is no risk of corrupting it. Since a binary profiler works anew on each execution,
it is also very easy to find some slow code on one execution, try an improvement
in source, recompile and test again - incremental optimization is supported
in real time.
And of course a binary profiler inserts its instrumentation just at the first assembly
instruction of each routine. This insures that routine setup is counted in the timing.
Pitfalls of Instrumentation
The timer calls which an instrumenting profiler inserts at the start and end of
each profiled routine take some time themselves. To account for this, at the start
of each run instrumenting profilers measure the overhead incurred from the instrumenting
process - they calibrate themselves - and they later subtract this overhead
from performance measurements. This usually works out very well.
However, when a routine is very short, another effect due to the instrumentation
becomes important. Modern processors are quite dependent on order of execution for
branch predictions and other CPU optimizations. Inevitably, inserting a timing operation
at the start and end of a very small routine disturbs the way it would execute in
the CPU, absent the timing calls. If you have a small routine that is called millions
of times, an instrumenting profiler will not yield an accurate time comparison between
this routine and larger routines. If you ignore this, you may spend great deal of
effort optimizing routines that are not the real bottlenecks.
To help address the limitations of instrumenting profilers, sampling profilers
let applications run without any runtime modifications. Nothing is inserted, order
of execution is not affected, and all profiling work is done outside the application’s
The operating system interrupts the CPU at regular intervals (time slices) to execute
process switches.
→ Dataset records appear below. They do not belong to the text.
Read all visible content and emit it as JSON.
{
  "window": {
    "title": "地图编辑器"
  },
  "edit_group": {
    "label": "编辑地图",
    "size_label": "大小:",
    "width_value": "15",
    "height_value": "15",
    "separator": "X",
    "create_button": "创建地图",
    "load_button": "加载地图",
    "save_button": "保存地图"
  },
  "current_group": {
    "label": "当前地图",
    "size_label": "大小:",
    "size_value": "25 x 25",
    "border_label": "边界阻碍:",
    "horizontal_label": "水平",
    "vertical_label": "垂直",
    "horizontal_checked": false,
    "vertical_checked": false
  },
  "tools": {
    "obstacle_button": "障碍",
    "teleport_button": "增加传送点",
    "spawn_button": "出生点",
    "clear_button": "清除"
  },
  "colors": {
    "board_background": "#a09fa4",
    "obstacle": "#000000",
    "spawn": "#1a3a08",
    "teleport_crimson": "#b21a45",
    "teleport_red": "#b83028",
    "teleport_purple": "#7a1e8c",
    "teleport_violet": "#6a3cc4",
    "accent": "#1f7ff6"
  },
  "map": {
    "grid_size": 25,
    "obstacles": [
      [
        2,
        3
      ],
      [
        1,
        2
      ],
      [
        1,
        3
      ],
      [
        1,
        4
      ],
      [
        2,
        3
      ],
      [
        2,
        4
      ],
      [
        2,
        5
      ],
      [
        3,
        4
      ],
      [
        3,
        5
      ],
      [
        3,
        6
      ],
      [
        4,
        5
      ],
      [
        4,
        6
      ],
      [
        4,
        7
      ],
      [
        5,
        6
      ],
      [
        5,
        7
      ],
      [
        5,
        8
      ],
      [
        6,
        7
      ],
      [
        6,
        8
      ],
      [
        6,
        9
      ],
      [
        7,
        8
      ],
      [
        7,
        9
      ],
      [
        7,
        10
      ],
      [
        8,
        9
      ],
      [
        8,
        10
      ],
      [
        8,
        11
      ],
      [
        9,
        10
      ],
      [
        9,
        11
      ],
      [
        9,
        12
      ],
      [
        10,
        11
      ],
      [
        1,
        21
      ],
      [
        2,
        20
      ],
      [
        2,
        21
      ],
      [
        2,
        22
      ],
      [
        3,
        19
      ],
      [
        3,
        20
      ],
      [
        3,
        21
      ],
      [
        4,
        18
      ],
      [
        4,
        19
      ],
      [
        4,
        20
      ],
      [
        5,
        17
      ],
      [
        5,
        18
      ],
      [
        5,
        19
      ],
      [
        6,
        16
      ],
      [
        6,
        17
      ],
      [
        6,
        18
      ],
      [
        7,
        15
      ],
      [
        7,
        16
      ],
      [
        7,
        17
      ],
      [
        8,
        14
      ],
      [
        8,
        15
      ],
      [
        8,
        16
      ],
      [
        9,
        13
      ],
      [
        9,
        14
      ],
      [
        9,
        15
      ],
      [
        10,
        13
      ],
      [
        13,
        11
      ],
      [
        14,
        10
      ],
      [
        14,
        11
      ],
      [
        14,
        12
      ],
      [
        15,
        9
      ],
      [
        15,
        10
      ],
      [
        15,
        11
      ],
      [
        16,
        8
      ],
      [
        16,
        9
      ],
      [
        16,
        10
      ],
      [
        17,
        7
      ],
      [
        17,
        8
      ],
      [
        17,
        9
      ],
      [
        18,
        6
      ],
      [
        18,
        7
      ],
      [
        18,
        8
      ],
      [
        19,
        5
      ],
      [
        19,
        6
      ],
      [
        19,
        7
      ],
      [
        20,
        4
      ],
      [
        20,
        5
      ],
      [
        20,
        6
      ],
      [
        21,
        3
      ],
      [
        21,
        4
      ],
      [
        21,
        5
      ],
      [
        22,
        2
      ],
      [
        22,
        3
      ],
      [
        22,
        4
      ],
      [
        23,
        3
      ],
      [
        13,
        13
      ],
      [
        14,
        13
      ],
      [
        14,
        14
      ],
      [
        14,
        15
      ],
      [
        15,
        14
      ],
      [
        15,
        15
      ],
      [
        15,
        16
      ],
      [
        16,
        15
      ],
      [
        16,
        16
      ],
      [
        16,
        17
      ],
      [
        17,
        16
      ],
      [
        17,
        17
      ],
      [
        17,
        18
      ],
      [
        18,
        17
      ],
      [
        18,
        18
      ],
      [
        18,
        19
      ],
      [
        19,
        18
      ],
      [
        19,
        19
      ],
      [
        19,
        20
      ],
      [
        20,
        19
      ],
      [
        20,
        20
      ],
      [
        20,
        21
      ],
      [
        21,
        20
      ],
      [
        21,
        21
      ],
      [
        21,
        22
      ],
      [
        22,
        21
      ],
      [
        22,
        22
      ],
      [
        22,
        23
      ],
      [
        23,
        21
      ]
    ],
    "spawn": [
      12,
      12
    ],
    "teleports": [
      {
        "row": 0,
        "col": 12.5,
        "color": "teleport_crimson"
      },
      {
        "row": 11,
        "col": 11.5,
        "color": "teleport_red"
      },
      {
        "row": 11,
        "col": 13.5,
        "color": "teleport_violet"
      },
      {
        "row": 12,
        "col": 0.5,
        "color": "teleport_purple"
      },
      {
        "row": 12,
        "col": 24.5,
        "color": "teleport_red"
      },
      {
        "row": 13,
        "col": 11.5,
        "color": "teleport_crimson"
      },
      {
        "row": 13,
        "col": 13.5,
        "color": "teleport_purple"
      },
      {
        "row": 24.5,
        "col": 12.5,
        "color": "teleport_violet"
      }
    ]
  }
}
At that point, a sampling profiler will record the currently-executed
instruction (the execution point) for the application it is profiling. This is as
short an operation as can possibly be implemented: the contents of one CPU register
are copied to memory. Using debug information linked into the application's executable,
the profiler later correlates the recorded execution points with the routine and
source code line they belong to. What the profiling finally yields is the frequency
with which a given routine or source line was executing at a given period in the
application's run, or over the entire run.
As the profiler operation is executed less often, and as it is so much simpler than
a time measurement, the overhead is negligible, and the application runs practically
at its real speed.
A sampling profiler is the perfect tool to isolate small, often-called routines
that cause bottlenecks in program execution. The downside is that its evaluations
of time spent are approximations. It is not impossible that a quite fast
routine should regularly be executing at the sampling interrupts. To make sure a
given routine is slow, it is recommended the application be run twice through
the sampling profiler.
Another limitation of sampling is that it only tells what routine is executing currently,
not where it was called from. A sampling profiler cannot give you a parent-child
call trace of your application. Nor can it show you that a routine is actually running
slow, when the time is not spent in its own code, but in routines it calls, either
because it makes many calls, or because the called routines are slow. By contrast,
the code which an instrumenting profiler inserts at the beginning of each routine
traces out and records what other routine it is being called from.
How To Insure Proper Performance Analysis
There are many other differences between profiling methods. But our point is already
made: not all profilers are alike, each has strengths and weaknesses and each is
properly applied only to specific aspects of application testing during development.
To accurately and successfully isolate bottlenecks in your code, you must use a
combination of profilers.
AQtime is the only
tool on the market today that offers you both a binary profiler (which never touches
your source, of course) and a sampling profiler - in one integrated package.
Together, these AQtime profilers help you hunt down slow code with amazing accuracy.
To learn more about AQtime, write to us at: firstname.lastname@example.org